Dataset entries:
++++++++++

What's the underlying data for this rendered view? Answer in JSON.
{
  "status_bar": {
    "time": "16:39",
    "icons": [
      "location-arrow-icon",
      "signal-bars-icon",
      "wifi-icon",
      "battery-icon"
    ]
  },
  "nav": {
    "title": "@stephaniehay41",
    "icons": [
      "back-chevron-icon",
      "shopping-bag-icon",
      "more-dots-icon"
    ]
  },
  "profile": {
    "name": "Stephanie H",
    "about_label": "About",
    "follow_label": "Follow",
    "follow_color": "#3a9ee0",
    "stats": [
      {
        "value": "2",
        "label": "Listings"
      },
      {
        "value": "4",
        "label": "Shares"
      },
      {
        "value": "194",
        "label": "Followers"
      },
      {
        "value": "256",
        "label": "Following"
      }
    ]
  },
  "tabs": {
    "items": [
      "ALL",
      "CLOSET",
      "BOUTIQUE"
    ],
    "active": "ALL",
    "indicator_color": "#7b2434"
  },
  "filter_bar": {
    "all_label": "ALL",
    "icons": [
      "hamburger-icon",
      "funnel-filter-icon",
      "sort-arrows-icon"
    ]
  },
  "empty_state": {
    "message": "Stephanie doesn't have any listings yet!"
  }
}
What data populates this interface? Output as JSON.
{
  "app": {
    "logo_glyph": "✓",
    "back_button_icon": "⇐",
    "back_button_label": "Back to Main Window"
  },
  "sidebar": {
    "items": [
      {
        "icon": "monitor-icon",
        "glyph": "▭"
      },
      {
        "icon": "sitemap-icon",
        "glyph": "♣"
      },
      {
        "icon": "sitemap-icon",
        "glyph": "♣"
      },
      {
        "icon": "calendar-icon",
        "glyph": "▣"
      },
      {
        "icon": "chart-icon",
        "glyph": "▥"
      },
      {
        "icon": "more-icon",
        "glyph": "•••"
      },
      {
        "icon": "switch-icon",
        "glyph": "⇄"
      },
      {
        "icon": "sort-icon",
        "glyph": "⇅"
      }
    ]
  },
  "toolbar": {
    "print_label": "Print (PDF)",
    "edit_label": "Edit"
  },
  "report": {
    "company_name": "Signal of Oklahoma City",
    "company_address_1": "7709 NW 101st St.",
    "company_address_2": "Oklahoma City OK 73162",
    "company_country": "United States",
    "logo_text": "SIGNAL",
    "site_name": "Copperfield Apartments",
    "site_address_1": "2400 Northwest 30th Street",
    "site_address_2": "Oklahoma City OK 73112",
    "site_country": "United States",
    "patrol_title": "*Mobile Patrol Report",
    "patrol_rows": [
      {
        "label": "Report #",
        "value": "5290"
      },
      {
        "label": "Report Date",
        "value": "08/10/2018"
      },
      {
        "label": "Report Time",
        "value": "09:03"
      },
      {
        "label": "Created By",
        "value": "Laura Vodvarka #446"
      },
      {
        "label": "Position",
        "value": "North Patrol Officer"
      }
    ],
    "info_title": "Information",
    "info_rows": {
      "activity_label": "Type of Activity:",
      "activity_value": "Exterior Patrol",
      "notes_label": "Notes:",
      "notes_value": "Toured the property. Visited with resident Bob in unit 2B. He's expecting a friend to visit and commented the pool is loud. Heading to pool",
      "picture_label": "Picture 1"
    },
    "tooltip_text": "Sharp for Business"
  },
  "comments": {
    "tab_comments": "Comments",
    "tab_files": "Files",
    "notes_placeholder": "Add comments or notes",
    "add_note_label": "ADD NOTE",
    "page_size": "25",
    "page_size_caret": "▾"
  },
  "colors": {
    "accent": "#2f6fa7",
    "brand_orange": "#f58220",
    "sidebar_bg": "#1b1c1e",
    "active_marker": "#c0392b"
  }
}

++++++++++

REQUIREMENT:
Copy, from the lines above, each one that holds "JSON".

RESPONSE BOX:
What's the underlying data for this rendered view? Answer in JSON.
What data populates this interface? Output as JSON.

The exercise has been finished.